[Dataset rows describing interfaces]
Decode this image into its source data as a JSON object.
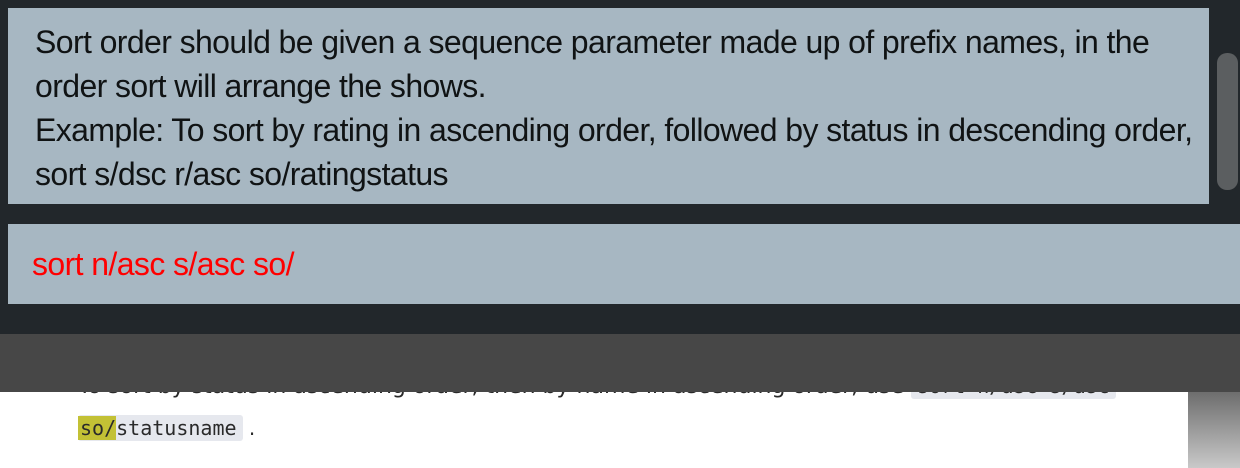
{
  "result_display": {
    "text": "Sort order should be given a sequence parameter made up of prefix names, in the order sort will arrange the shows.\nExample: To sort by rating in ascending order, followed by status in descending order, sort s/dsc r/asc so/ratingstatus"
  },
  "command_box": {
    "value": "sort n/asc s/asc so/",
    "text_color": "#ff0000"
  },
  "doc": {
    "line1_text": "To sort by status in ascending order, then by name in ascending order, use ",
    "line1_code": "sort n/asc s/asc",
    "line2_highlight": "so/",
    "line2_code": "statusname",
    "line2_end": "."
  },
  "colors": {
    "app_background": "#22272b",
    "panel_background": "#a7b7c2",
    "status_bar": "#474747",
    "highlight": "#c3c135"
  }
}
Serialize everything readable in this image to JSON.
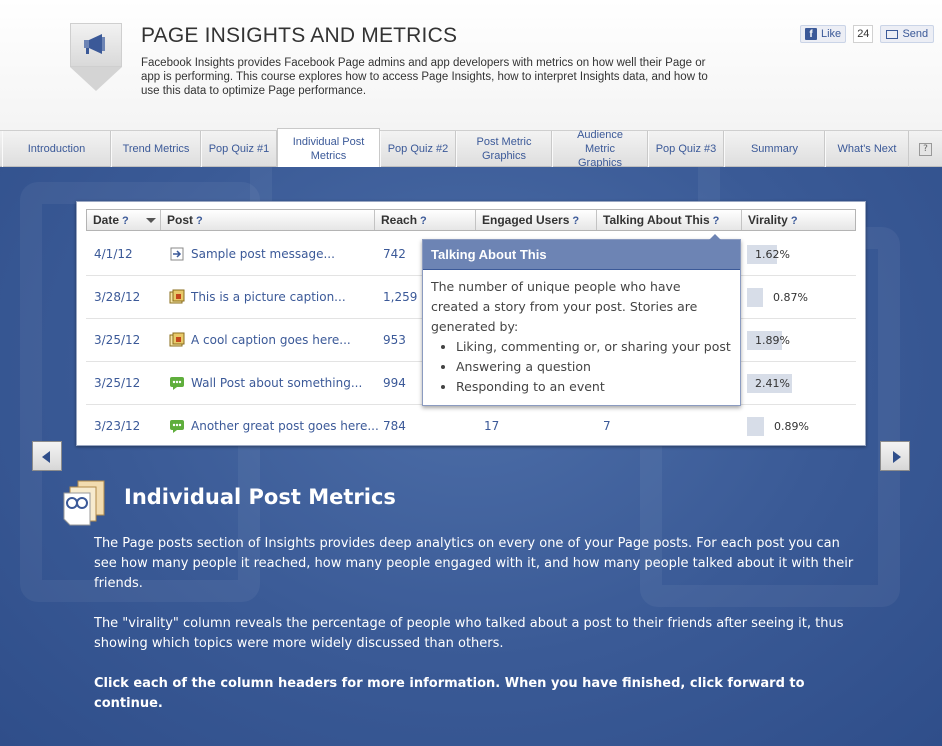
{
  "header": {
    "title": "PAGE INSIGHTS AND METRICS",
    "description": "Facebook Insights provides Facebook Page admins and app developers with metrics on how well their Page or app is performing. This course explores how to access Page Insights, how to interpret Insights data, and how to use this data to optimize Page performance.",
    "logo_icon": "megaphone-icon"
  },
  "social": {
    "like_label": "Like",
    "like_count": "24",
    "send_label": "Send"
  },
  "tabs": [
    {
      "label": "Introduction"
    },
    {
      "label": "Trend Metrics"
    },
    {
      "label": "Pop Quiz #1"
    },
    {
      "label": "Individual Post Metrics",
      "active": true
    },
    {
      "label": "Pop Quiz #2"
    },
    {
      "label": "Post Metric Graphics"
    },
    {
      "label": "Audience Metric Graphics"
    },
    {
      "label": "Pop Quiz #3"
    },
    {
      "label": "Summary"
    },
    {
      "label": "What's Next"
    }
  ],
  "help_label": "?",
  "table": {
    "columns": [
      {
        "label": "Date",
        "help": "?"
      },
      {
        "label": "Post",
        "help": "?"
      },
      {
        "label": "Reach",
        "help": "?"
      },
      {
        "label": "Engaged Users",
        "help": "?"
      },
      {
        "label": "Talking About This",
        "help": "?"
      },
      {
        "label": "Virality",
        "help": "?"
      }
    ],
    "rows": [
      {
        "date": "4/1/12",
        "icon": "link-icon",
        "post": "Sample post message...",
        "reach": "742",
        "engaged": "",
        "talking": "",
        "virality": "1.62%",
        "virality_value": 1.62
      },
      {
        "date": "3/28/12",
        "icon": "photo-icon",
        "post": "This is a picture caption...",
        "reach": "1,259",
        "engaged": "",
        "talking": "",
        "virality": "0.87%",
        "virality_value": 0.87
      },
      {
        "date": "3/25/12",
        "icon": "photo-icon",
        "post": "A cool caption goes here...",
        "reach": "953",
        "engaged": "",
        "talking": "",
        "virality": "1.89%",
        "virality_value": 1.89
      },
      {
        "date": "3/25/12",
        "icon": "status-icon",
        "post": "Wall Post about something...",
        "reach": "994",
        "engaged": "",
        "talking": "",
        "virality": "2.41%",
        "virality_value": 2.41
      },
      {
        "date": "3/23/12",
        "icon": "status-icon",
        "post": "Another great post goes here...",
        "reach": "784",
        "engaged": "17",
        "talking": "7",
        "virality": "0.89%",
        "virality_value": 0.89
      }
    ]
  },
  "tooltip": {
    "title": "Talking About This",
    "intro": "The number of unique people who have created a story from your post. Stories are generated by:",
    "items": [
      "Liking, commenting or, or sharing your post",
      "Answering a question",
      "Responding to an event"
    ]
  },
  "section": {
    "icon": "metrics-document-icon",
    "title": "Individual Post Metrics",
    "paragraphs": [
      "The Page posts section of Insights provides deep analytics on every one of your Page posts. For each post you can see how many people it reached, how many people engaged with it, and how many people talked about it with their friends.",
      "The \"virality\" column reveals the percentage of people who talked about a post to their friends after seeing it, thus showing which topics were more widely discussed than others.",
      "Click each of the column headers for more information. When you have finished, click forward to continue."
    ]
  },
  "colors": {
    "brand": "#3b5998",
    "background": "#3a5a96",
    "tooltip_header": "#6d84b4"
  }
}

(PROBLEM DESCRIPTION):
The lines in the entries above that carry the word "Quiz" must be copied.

(ANSWER FOR THE TASK):
      "label": "Pop Quiz #1"
      "label": "Pop Quiz #2"
      "label": "Pop Quiz #3"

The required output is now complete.